= Beginning of Section =

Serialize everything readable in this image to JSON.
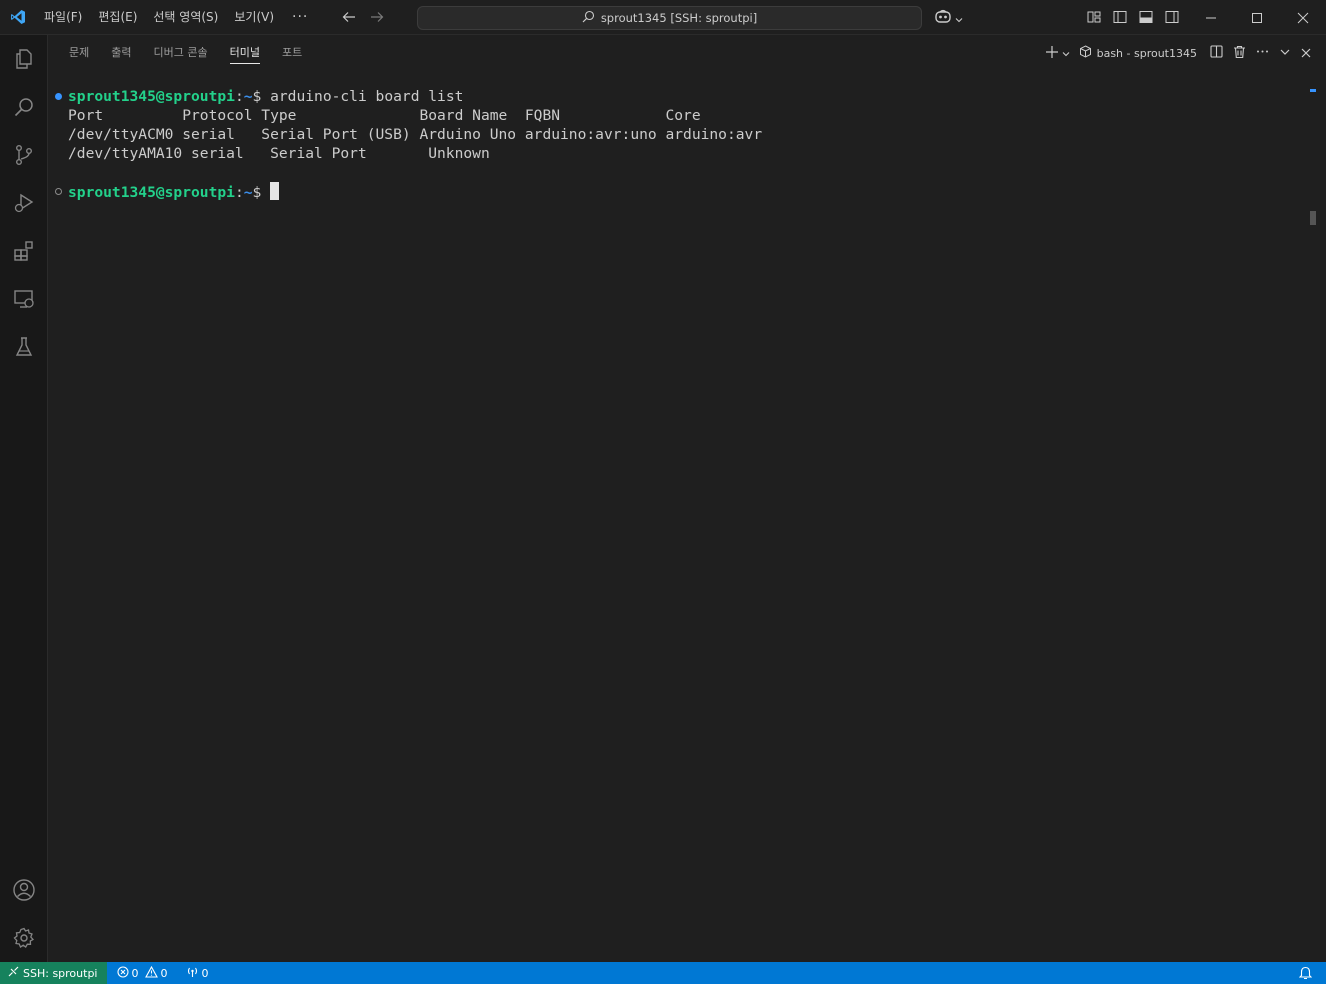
{
  "titlebar": {
    "menu": [
      "파일(F)",
      "편집(E)",
      "선택 영역(S)",
      "보기(V)"
    ],
    "more": "···",
    "search_text": "sprout1345 [SSH: sproutpi]"
  },
  "activitybar": {
    "items": [
      "files-icon",
      "search-icon",
      "source-control-icon",
      "run-debug-icon",
      "extensions-icon",
      "remote-explorer-icon",
      "testing-icon"
    ],
    "bottom": [
      "account-icon",
      "settings-gear-icon"
    ]
  },
  "panel": {
    "tabs": [
      "문제",
      "출력",
      "디버그 콘솔",
      "터미널",
      "포트"
    ],
    "active_tab": "터미널",
    "terminal_name": "bash - sprout1345"
  },
  "terminal": {
    "prompt_user": "sprout1345@sproutpi",
    "prompt_sep": ":",
    "prompt_path": "~",
    "prompt_symbol": "$ ",
    "command": "arduino-cli board list",
    "output": [
      "Port         Protocol Type              Board Name  FQBN            Core",
      "/dev/ttyACM0 serial   Serial Port (USB) Arduino Uno arduino:avr:uno arduino:avr",
      "/dev/ttyAMA10 serial   Serial Port       Unknown"
    ]
  },
  "statusbar": {
    "remote": "SSH: sproutpi",
    "errors": "0",
    "warnings": "0",
    "ports": "0"
  }
}
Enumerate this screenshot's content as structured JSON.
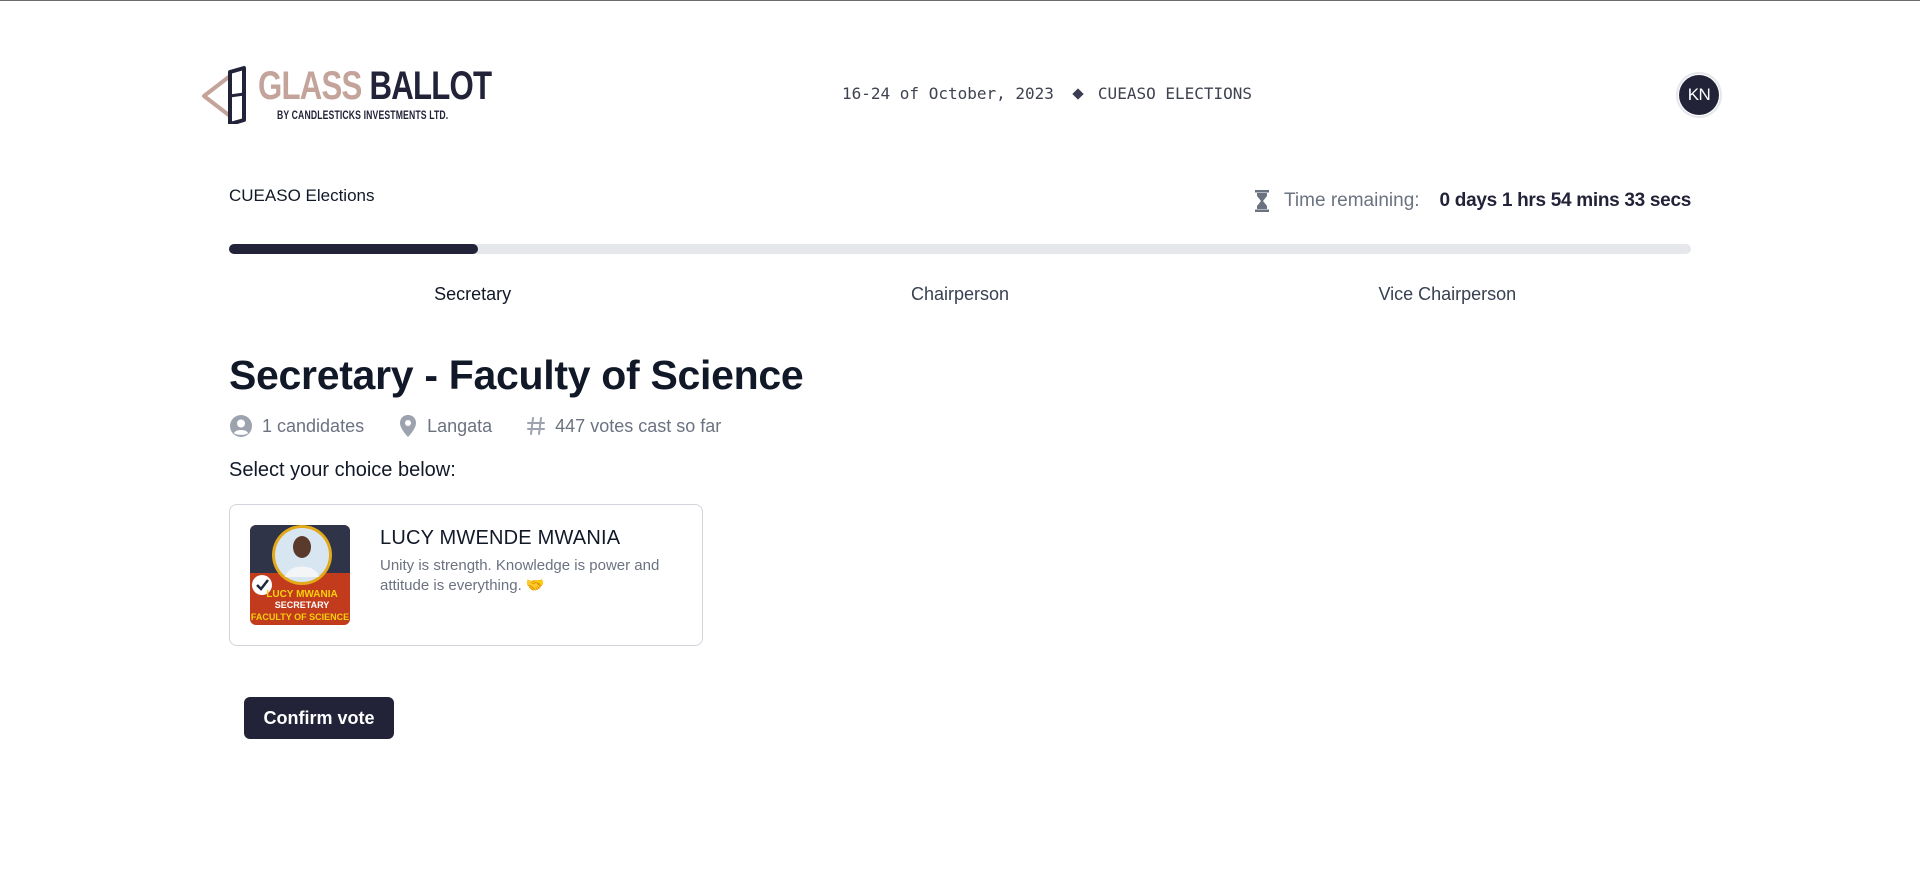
{
  "brand": {
    "name_part1": "GLASS",
    "name_part2": "BALLOT",
    "subtitle": "BY CANDLESTICKS INVESTMENTS LTD.",
    "colors": {
      "primary": "#222338",
      "accent": "#c4a39b"
    }
  },
  "header": {
    "date_range": "16-24 of October, 2023",
    "election_tag": "CUEASO ELECTIONS",
    "user_initials": "KN"
  },
  "election": {
    "name": "CUEASO Elections",
    "time_remaining_label": "Time remaining:",
    "time_remaining_value": "0 days 1 hrs 54 mins 33 secs",
    "progress_fraction": 0.17
  },
  "steps": [
    {
      "label": "Secretary",
      "active": true
    },
    {
      "label": "Chairperson",
      "active": false
    },
    {
      "label": "Vice Chairperson",
      "active": false
    }
  ],
  "position": {
    "title": "Secretary - Faculty of Science",
    "candidates_count": "1 candidates",
    "location": "Langata",
    "votes_cast": "447 votes cast so far",
    "choose_prompt": "Select your choice below:"
  },
  "candidates": [
    {
      "name": "LUCY MWENDE MWANIA",
      "motto": "Unity is strength. Knowledge is power and attitude is everything. 🤝",
      "poster_lines": [
        "LUCY MWANIA",
        "SECRETARY",
        "FACULTY OF SCIENCE"
      ]
    }
  ],
  "actions": {
    "confirm_label": "Confirm vote"
  },
  "icons": {
    "timer": "hourglass-icon",
    "candidates": "user-circle-icon",
    "location": "map-pin-icon",
    "votes": "hash-icon"
  }
}
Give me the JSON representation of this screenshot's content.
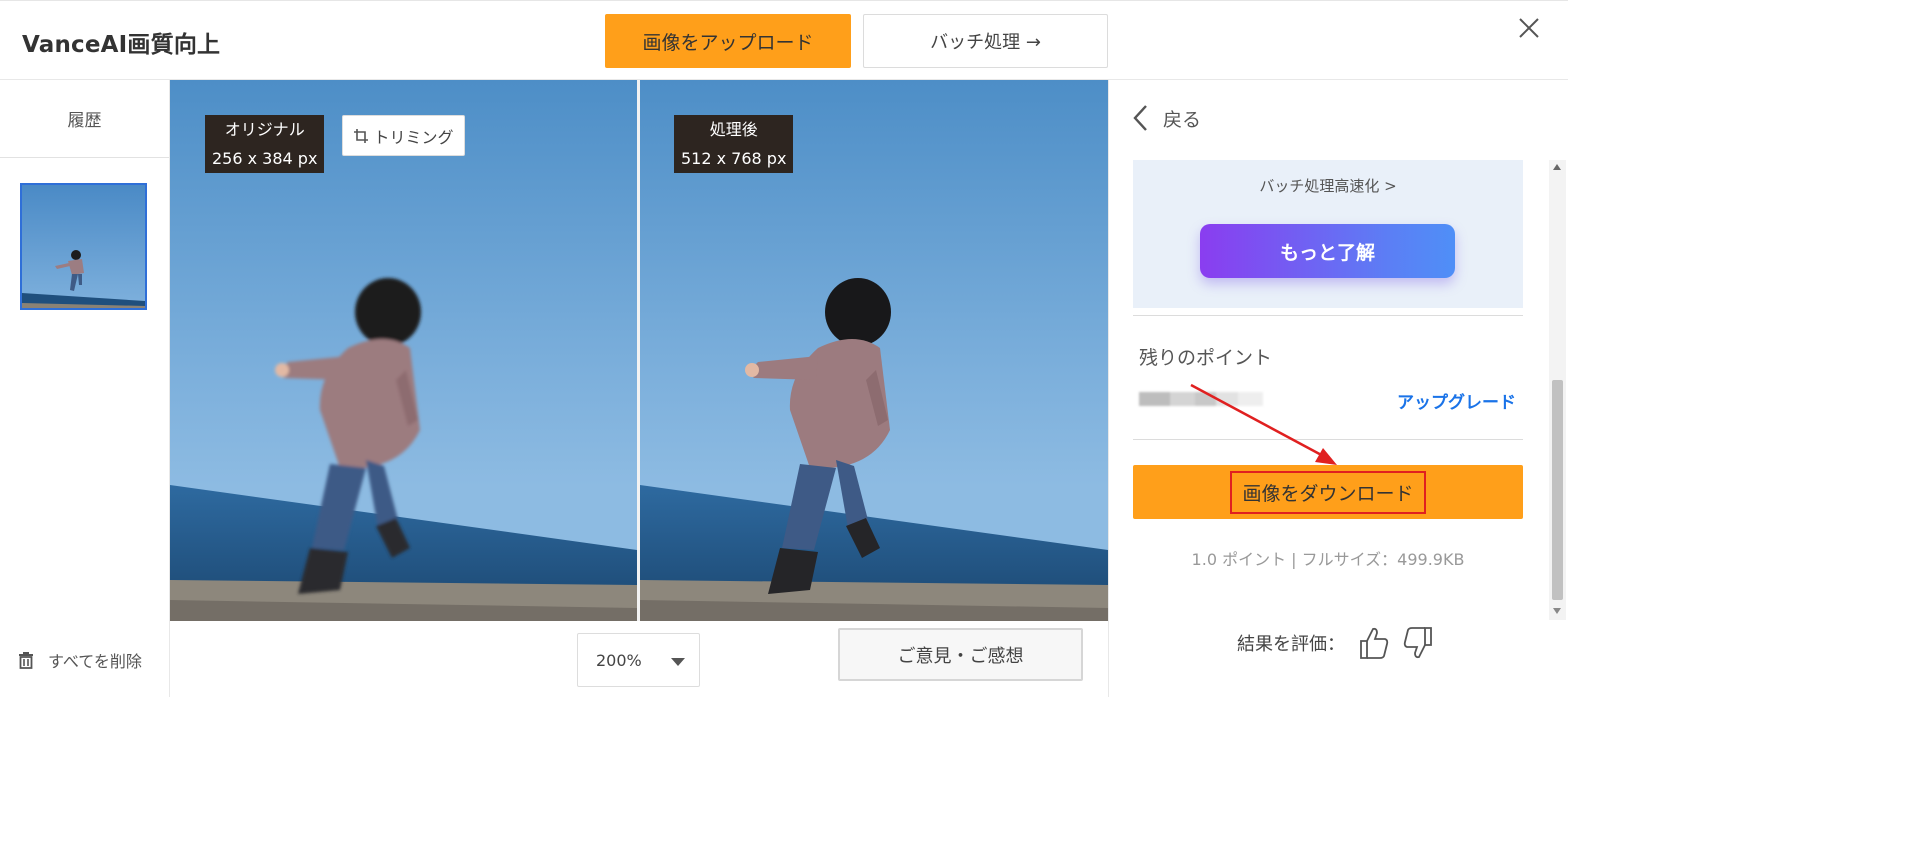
{
  "header": {
    "brand": "VanceAI画質向上",
    "upload_label": "画像をアップロード",
    "batch_label": "バッチ処理 →"
  },
  "sidebar": {
    "history_label": "履歴",
    "delete_all_label": "すべてを削除"
  },
  "compare": {
    "original_label": "オリジナル",
    "original_size": "256 x 384 px",
    "crop_label": "トリミング",
    "processed_label": "処理後",
    "processed_size": "512 x 768 px"
  },
  "bottom": {
    "zoom_value": "200%",
    "feedback_label": "ご意見・ご感想"
  },
  "right_panel": {
    "back_label": "戻る",
    "promo_link": "バッチ処理高速化 >",
    "more_button": "もっと了解",
    "points_title": "残りのポイント",
    "upgrade_label": "アップグレード",
    "download_label": "画像をダウンロード",
    "download_info": "1.0 ポイント | フルサイズ：499.9KB",
    "rate_label": "結果を評価："
  },
  "colors": {
    "accent_orange": "#ff9f1a",
    "link_blue": "#1a73e8",
    "gradient_start": "#8a3df0",
    "gradient_end": "#4f8ff7",
    "annotation_red": "#e02020"
  },
  "icons": [
    "close-icon",
    "trash-icon",
    "crop-icon",
    "chevron-left-icon",
    "chevron-down-icon",
    "thumbs-up-icon",
    "thumbs-down-icon"
  ]
}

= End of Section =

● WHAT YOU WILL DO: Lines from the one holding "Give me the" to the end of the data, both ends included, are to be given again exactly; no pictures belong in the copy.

● SOLUTION TO THE PROBLEM:
Give me the JSON representation of this screenshot's content.
{
  "header": {
    "brand": "VanceAI画質向上",
    "upload_label": "画像をアップロード",
    "batch_label": "バッチ処理 →"
  },
  "sidebar": {
    "history_label": "履歴",
    "delete_all_label": "すべてを削除"
  },
  "compare": {
    "original_label": "オリジナル",
    "original_size": "256 x 384 px",
    "crop_label": "トリミング",
    "processed_label": "処理後",
    "processed_size": "512 x 768 px"
  },
  "bottom": {
    "zoom_value": "200%",
    "feedback_label": "ご意見・ご感想"
  },
  "right_panel": {
    "back_label": "戻る",
    "promo_link": "バッチ処理高速化 >",
    "more_button": "もっと了解",
    "points_title": "残りのポイント",
    "upgrade_label": "アップグレード",
    "download_label": "画像をダウンロード",
    "download_info": "1.0 ポイント | フルサイズ：499.9KB",
    "rate_label": "結果を評価："
  },
  "colors": {
    "accent_orange": "#ff9f1a",
    "link_blue": "#1a73e8",
    "gradient_start": "#8a3df0",
    "gradient_end": "#4f8ff7",
    "annotation_red": "#e02020"
  },
  "icons": [
    "close-icon",
    "trash-icon",
    "crop-icon",
    "chevron-left-icon",
    "chevron-down-icon",
    "thumbs-up-icon",
    "thumbs-down-icon"
  ]
}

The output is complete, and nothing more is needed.